Performing a concerto has long been regarded as the highest test of a string player's musical prowess. But what exactly do they prove, asks Toby Deller
The conventional view is that playing a concerto is an especially notable moment in a musician’s life. To be invited to perform with an orchestra is a mark of recognition, proof in itself of one’s tremendous musicianship. After all, the most prestigious music competitions almost invariably choose their winners after a final concerto round.
I wonder why competition organisers haven’t found a way to reverse this format: why not put the concerto round at the start? (Either that or devise a competition devoted solely to concertos, on the grounds that concerto playing is a sport in itself.) After all, I’ve heard it said that concertos are easier to perform than sonatas, because they demand less personal and emotional input from their performers.
It is true that concertos present certain challenges: technically they are often very difficult. But above all, performing one well involves overcoming these obstacles (which can of course exist in smaller-scale works too) at a level of high intensity, often at a loud dynamic, sacrificing musical delicacy for broad gestures while being buffeted by a comparatively vast orchestral sound. And that surely limits performers’ ability to express themselves fully, in a way that other modes of performance do not. If this is the case, a concerto cannot be the most appropriate way of assessing a performer’s musicianship.
This isn’t meant to be an attack on competitions; nor is it supposed to be an attack on concertos. But I want to suggest that, as string players and aficionados of string playing, we might sometimes give concertos an undue significance in our appreciation of the art.
For economical and logistical reasons, opportunities to perform concertos are rare at any level. This inevitably raises their apparent desirability. Consequently, as players we dream a great many dreams about them, hankering after the opportunity to play any concerto at all, even if it means playing a piece we don’t particularly like or connect with. It’s hard to imagine that your regular, everyday musician – myself as much as anyone else – would turn down an offer to perform a certain piece with an orchestra because they would rather play something else. But would a fine artist, expert in closely observed miniatures, go against the grain and choose to paint a mural? Would we, the viewers, expect them to? And more to the point, are they going to think that the mural is a greater medium of expression than their usual exquisite style?
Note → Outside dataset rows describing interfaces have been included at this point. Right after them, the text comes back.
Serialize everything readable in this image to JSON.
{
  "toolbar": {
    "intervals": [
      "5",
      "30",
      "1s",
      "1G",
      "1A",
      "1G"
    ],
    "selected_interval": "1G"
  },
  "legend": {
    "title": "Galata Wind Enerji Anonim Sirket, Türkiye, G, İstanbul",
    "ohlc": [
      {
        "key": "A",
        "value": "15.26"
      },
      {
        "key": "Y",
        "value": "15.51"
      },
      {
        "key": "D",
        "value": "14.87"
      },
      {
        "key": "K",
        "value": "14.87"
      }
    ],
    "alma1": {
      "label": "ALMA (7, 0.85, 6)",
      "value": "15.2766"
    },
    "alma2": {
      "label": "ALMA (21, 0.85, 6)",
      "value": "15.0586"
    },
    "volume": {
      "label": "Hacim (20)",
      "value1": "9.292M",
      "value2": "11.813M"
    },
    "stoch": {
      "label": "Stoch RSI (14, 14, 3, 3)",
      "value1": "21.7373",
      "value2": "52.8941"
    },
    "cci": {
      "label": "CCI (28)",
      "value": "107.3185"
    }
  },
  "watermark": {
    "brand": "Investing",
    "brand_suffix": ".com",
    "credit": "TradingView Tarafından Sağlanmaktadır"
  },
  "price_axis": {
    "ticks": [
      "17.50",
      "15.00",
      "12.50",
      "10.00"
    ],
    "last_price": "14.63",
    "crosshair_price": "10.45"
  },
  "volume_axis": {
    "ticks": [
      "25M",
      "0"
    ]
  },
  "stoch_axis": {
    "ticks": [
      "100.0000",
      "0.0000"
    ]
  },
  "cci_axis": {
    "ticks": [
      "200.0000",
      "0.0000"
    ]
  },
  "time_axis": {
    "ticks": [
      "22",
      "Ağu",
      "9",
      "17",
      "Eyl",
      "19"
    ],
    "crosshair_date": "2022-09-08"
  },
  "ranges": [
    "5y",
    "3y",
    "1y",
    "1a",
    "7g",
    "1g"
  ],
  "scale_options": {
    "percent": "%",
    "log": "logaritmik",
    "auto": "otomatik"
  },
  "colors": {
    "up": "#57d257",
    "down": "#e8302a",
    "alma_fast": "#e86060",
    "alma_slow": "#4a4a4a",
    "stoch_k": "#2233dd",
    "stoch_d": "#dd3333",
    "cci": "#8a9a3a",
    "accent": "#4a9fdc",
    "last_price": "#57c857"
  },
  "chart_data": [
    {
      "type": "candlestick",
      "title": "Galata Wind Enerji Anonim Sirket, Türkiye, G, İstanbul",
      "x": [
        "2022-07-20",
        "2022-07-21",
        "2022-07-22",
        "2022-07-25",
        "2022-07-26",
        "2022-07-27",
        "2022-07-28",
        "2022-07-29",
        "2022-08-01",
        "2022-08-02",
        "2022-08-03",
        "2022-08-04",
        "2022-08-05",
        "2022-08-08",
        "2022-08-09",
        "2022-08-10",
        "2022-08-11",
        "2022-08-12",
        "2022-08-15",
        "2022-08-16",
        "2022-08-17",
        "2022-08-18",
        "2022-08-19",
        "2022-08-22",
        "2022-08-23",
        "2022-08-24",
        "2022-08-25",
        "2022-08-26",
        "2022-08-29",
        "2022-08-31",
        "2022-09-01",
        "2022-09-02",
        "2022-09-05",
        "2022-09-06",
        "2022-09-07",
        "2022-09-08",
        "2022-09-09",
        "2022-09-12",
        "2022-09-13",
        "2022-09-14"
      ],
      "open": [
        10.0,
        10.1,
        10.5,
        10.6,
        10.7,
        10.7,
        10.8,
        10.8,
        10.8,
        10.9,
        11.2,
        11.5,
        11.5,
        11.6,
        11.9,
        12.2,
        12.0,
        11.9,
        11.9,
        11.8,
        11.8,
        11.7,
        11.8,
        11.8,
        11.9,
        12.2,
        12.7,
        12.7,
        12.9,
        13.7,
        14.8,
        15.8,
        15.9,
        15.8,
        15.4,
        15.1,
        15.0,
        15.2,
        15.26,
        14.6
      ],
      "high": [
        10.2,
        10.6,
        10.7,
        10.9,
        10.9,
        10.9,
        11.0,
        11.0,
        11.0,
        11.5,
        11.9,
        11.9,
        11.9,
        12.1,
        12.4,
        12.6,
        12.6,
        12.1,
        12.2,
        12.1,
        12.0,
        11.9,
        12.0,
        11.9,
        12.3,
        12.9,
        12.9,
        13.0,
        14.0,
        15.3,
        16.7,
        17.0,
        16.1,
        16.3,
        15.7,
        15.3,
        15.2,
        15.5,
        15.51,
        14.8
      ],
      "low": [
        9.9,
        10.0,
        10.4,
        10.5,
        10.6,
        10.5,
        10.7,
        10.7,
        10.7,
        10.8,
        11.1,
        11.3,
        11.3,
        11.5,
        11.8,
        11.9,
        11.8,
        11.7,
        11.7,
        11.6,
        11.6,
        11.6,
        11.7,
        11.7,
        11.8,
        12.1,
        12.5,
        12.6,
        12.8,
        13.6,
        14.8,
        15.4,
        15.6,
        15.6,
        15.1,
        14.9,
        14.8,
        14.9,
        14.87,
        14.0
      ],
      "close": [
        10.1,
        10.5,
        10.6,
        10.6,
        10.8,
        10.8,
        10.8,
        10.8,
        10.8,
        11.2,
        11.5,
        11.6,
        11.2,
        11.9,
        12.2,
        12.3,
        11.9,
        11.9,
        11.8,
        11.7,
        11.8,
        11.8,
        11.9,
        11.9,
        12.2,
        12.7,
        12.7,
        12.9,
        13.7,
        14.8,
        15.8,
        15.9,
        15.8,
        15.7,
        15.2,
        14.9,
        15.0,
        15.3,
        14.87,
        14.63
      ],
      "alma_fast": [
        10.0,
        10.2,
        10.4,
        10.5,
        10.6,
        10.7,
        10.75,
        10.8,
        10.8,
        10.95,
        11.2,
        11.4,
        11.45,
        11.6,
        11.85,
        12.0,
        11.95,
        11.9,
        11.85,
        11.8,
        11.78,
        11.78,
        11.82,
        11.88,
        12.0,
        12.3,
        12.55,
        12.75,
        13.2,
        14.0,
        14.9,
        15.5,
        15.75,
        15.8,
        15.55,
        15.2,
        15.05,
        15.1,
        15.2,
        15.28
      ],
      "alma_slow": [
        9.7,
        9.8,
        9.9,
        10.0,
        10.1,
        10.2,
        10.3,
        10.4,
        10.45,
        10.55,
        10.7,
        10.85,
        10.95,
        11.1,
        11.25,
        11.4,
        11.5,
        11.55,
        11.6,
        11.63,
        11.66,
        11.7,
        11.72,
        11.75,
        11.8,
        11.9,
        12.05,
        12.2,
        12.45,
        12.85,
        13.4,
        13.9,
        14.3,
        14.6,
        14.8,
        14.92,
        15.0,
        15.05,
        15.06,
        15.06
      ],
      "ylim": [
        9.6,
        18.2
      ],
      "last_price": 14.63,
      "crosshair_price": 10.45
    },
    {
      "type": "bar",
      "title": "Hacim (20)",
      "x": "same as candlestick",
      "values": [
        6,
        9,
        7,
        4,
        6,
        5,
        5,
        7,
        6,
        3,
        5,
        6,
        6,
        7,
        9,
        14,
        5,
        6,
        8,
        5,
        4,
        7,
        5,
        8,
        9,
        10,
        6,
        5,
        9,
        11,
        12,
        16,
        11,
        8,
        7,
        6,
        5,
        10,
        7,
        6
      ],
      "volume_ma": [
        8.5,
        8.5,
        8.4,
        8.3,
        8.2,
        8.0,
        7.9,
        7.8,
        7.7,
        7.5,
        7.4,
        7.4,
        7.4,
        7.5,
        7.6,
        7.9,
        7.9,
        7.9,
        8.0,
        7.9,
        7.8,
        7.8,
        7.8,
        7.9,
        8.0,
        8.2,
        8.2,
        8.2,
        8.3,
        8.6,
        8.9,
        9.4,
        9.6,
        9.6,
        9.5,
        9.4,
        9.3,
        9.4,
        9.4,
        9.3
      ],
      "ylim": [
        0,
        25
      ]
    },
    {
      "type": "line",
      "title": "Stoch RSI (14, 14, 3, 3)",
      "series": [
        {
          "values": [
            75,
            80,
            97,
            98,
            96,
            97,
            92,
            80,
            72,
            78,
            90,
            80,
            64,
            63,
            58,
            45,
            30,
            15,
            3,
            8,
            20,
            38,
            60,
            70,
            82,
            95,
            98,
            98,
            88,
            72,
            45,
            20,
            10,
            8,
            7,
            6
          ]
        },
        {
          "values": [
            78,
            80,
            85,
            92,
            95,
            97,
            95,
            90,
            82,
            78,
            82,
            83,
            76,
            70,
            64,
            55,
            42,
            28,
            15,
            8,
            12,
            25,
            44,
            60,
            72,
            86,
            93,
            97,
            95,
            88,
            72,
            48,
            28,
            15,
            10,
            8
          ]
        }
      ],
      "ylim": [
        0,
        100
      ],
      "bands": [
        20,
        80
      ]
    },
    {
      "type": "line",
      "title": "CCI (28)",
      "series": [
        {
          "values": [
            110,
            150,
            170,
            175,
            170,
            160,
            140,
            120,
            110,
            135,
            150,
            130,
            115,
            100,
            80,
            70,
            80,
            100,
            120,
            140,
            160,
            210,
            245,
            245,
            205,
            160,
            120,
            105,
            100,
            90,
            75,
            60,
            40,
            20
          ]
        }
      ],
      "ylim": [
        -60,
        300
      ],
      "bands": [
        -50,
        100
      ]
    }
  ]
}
The comparison is merely illustrative, of course – painting is a solitary activity in a way that music is not always, and the creative choices open to the two types of artist are different. For instance, collaboration is a vital part of music making for the vast majority of musicians, and concertos offer the prospect of collaborating in a very particular way. Having said that, and leaving aside the question of just how creatively collaborative the concerto experience generally ends up being, it’s worth questioning our motives. How much is the desire to play concertos about collaboration, and how much is it about personal validation and trying to stand out from the crowd?
If ego is not a factor in our urge to play concertos, why do the vast majority of concertos feature only one soloist? Why have we not turned away from that model of instrumental solo writing and explored other possibilities, like those for multiple combinations of solo instruments by Bach in his Brandenburg Concertos, to a greater extent than we have? That approach might bring the less-favoured instruments into the limelight in a tradition that has favoured the violin and piano, and the cello only recently, over any other.
One argument in favour of the concerto form is that it can be used to give the so-called ‘Cinderella’ instruments – the double bass, for example – an all-too-rare moment of attention at the musicians’ ball. No one should want to begrudge them that, of course. But it’s as well to remember that, however benign their motives, the soloist is still showing off. That is why rule number one of orchestral life after music college, or even during it, is that you don’t play snippets of concertos in band rooms before concerts or on stage while your colleagues are warming up. Nobody will be impressed – they will just think you’re bragging.
This article was first published in the November 2014 issue of The Strad